Sophisticated, sophisticated, sophisticated. If it’s true that the third time you repeat a word it becomes flatus vocis (that is a mere name, word, or sound without a corresponding objective reality), it’s all the more true in this case. This word is empty - really empty. As empty, to be clear, as the eyeballs of a Greek statue in the eyes of those who don’t know that the coloured pupils were taken away by the millennia. Even Kanye West, without disturbing the ancient peoples, after destroying a Maybach 57 just for the sake of seeing it on fire, with screeching tyres and loaded with models, raps: “Sophisticated ignorance / write my courses in coursive” - as if to say that he’s teaching a lesson, and that the first thing to write down is this: sophistication is no less than a predicable adjective of ignorance, a specific type of all of the possible types of ignorance.

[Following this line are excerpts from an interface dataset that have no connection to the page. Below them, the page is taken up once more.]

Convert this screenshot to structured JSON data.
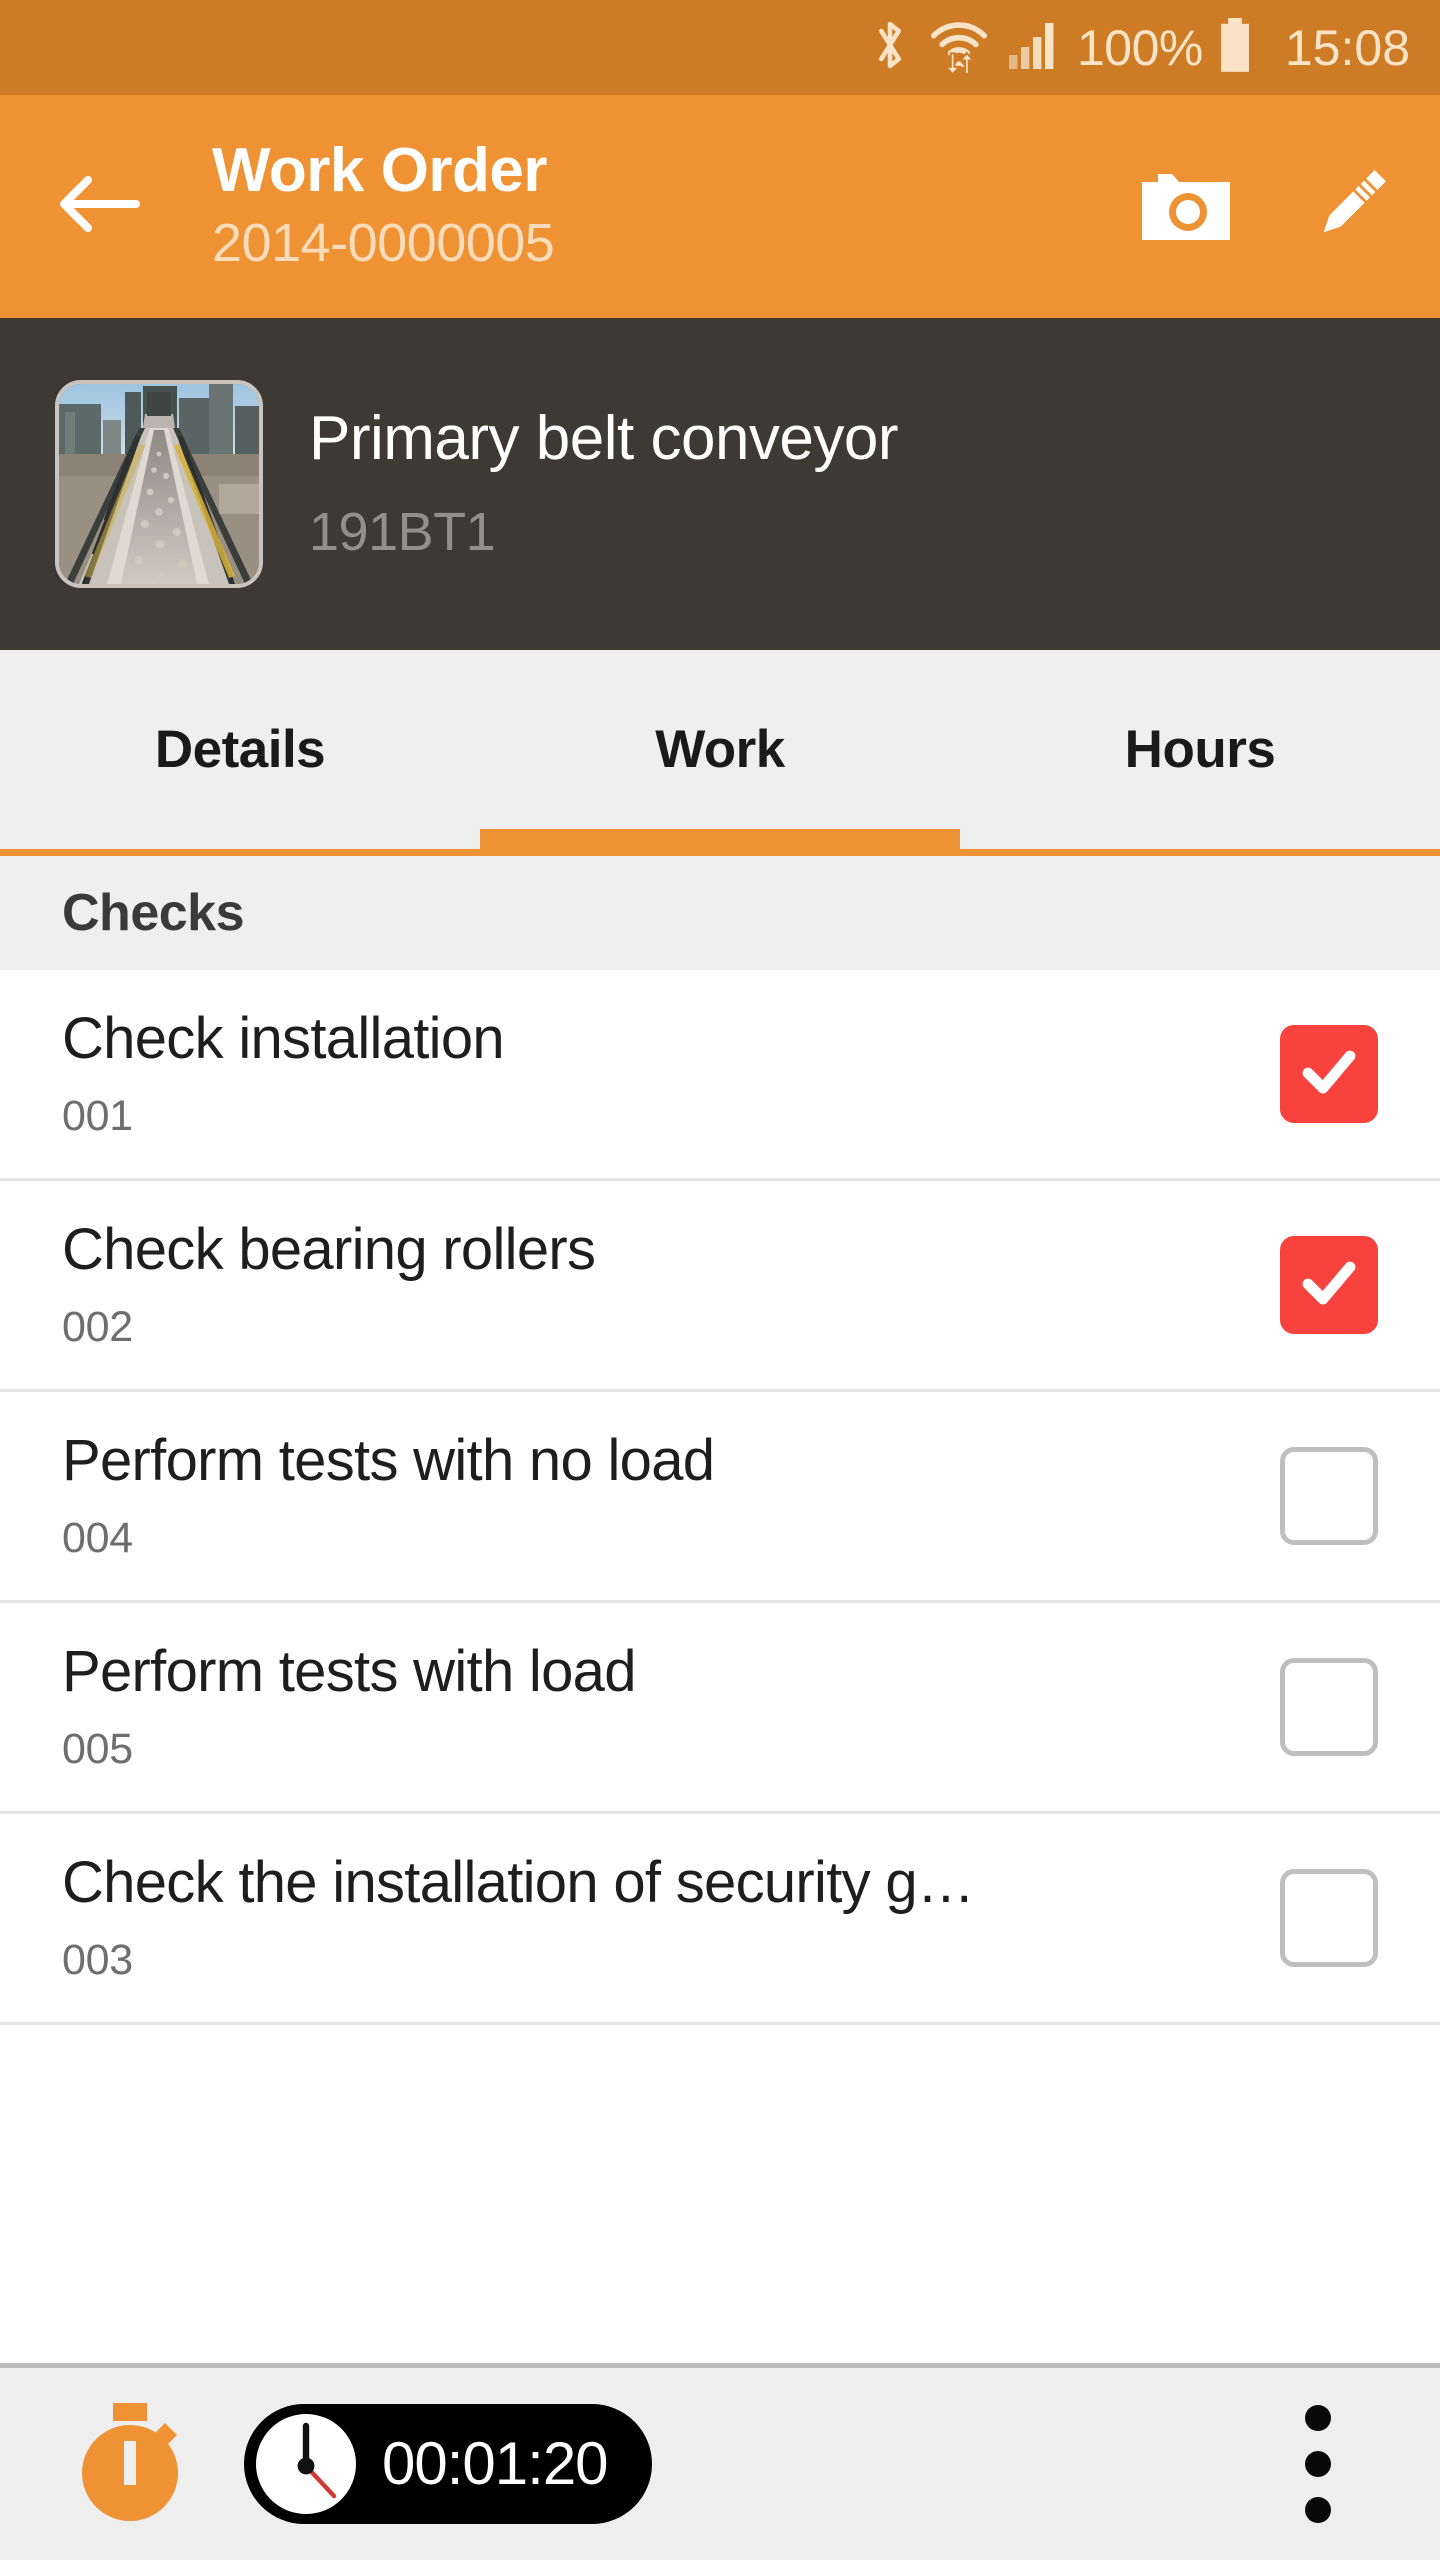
{
  "status_bar": {
    "background": "#CE7B26",
    "battery_percent": "100%",
    "time": "15:08",
    "icons": [
      "bluetooth-icon",
      "wifi-icon",
      "signal-icon",
      "battery-icon"
    ]
  },
  "app_bar": {
    "background": "#EF9234",
    "back_label": "back-arrow-icon",
    "title": "Work Order",
    "subtitle": "2014-0000005",
    "actions": [
      {
        "name": "camera-button",
        "label": "camera-icon"
      },
      {
        "name": "edit-button",
        "label": "pencil-icon"
      }
    ]
  },
  "asset": {
    "background": "#3D3A35",
    "name": "Primary belt conveyor",
    "code": "191BT1",
    "thumbnail": "belt-conveyor-photo"
  },
  "tabs": {
    "active_index": 1,
    "accent": "#EF9234",
    "items": [
      {
        "label": "Details"
      },
      {
        "label": "Work"
      },
      {
        "label": "Hours"
      }
    ]
  },
  "section": {
    "title": "Checks"
  },
  "checks": [
    {
      "title": "Check installation",
      "code": "001",
      "checked": true
    },
    {
      "title": "Check bearing rollers",
      "code": "002",
      "checked": true
    },
    {
      "title": "Perform tests with no load",
      "code": "004",
      "checked": false
    },
    {
      "title": "Perform tests with load",
      "code": "005",
      "checked": false
    },
    {
      "title": "Check the installation of security g…",
      "code": "003",
      "checked": false
    }
  ],
  "bottom_bar": {
    "background": "#EEEEEE",
    "stopwatch_label": "stopwatch-icon",
    "timer_value": "00:01:20",
    "overflow_label": "more-vertical-icon",
    "checked_color": "#F8423D"
  }
}
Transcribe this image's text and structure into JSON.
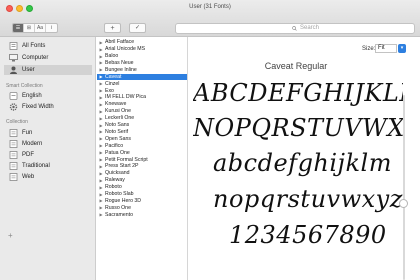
{
  "window": {
    "title": "User (31 Fonts)"
  },
  "toolbar": {
    "view_buttons": [
      "☰",
      "⊞",
      "Aa",
      "i"
    ],
    "add_label": "+",
    "check_label": "✓",
    "search_placeholder": "Search"
  },
  "sidebar": {
    "items": [
      {
        "label": "All Fonts",
        "icon": "fonts-icon"
      },
      {
        "label": "Computer",
        "icon": "computer-icon"
      },
      {
        "label": "User",
        "icon": "user-icon",
        "selected": true
      }
    ],
    "smart_header": "Smart Collection",
    "smart_items": [
      {
        "label": "English",
        "icon": "smart-collection-icon"
      },
      {
        "label": "Fixed Width",
        "icon": "gear-icon"
      }
    ],
    "collection_header": "Collection",
    "collection_items": [
      {
        "label": "Fun"
      },
      {
        "label": "Modern"
      },
      {
        "label": "PDF"
      },
      {
        "label": "Traditional"
      },
      {
        "label": "Web"
      }
    ],
    "add_label": "+"
  },
  "font_list": {
    "fonts": [
      "Abril Fatface",
      "Arial Unicode MS",
      "Baloo",
      "Bebas Neue",
      "Bungee Inline",
      "Caveat",
      "Cinzel",
      "Exo",
      "IM FELL DW Pica",
      "Knewave",
      "Kurusi One",
      "Leckerli One",
      "Noto Sans",
      "Noto Serif",
      "Open Sans",
      "Pacifico",
      "Patua One",
      "Petit Formal Script",
      "Press Start 2P",
      "Quicksand",
      "Raleway",
      "Roboto",
      "Roboto Slab",
      "Rogue Hero 3D",
      "Russo One",
      "Sacramento"
    ],
    "selected": "Caveat"
  },
  "preview": {
    "size_label": "Size:",
    "size_value": "Fit",
    "face_name": "Caveat Regular",
    "lines": [
      "ABCDEFGHIJKLM",
      "NOPQRSTUVWXYZ",
      "abcdefghijklm",
      "nopqrstuvwxyz",
      "1234567890"
    ]
  }
}
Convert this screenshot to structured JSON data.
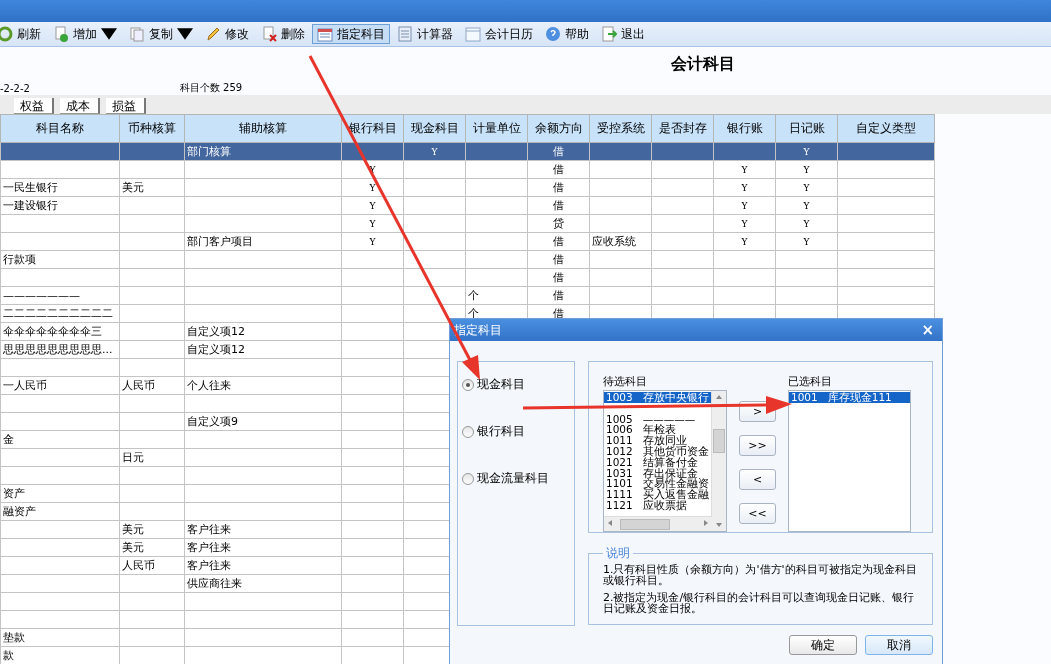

When witnessing such a show, our judgement is inevitably negative. If the cursive on the notebook, the skid marks on the asphalt and the sparks of the blowtorch on the car body are really going to be the only things left of the notes taken… in other words, if sophistication is empty, it makes no sense to practise it, and those who still do are immoral. If you think about it for a second, you will realise that its motive is profit: of course, the car that was dismembered for no reason was donated to a charity for the famine in the Horn of Africa, but what happened to the money that Kanye West and Jay-Z have made on Otis Redding’s dead body (musically speaking)? While he was singing wholeheartedly Try a Little Tenderness, the poor guy definitely didn’t expect it to be mistreated (sampled) to such a degree.

But has it always been like this? For once, the answer is surprising. By going back to the etymon of the word “ sophisticated”, five centuries before Christ, at that time indeed men called “Sophists” lived in Greece. They were brilliant rhetors, beloved for their job and paid to teach it. They were also philosophers, as they deliberately had to ignore nature in order to be able to talk freely.

Take the most famous among them, Gorgia. He said that: “Nothing exists; even if something exists, nothing can be known about it; and even if something can be known about it, knowledge about it can’t be communicated to others”. This way, he could talk safely, free from the obstacle of truth, that is without having to account for some reality principle. His only truth was the power of his language. He only had to take his light feet from polis to polis and, once he had arrived at the square, support a thesis and its antithesis. The crowd applauded him, aware of the trick, yet convinced in both cases with the same effectiveness.

Therefore, Gorgia, just like every Sophist, wasn’t what we would call a “relativist”. More simply, what interested him weren’t the world, nature and the elements, but rather man, the motives and his emotions. All of which he could examine with the persuasive power of words.

Not that he wanted to take advantage of this: on the contrary, at the peak of his career, he even dared feel a little affection for Helen - all of the Greeks shared hate for her - to whom he dedicated an Encomium that would absolve her from the responsibility of causing the Trojan War. “I have removed by my speech a woman’s infamy, […]” he wrote “I have tried to end the injustice of blame and the ignorance of opinion; I wished to write a speech as an Encomium on Helen and an amusement for myself”. An amusement that has made Helen, Paris’ whore, the first woman in history to be sophisticated.

Then when was it that the Sophists’ blissful ignorance - the programmatic ignorance of nature that they didn’t hide from anyone and that should have made them the first humanists in history - became immoral? Plato took care to sell it as such. He did this by condemning the Sophists for their habit of teaching against payment, and since then, like him, we condemn sophistication too.

However, if we really want to be honest, we must admit that when facing sophistication, even before immorality, what scares us is emptiness. Money is not the first thing to come to mind, but rather its presumed irrationality, the abyss that instantly opens in front of what we cannot understand. Emptiness, fear, accusation of immorality: that is the trajectory.

Therefore, there is a suspicion that, on the pretext of a few silver drachmas - with which Plato himself was rich since birth - he didn’t just initiate the group’s eternal accusation, but also, more profoundly, the fear of emptiness. He didn’t understand that emptiness was a shared method, just like the darkness in the cinema so that attention is focused on man and nothing else, and since he couldn’t understand it, he feared it. So, if Plato’s disciples, when hearing the word “sophisticated”, are gifted still today with the disgust that protects them from fear, we can only hope that they wrote to the sophists’ pupils-clients in cursive: in that case, they would at least be left with a beautiful handwriting.

Therefore, those who wish to interrogate a sophisticated person about sophistication shouldn’t expect an answer. They are sophisticated because they are sophists and sophisticators of themselves, and they would find it amusing to say everything and its opposite. Instead, go beyond the hidden moralism and, when you feel distressed, don’t give in to fear. Remember that, as the Greeks before Plato knew, it’s all a game, and that the only thing to do is enjoy it. After all, the quality of man that is experienced in sophistication is indeed motion.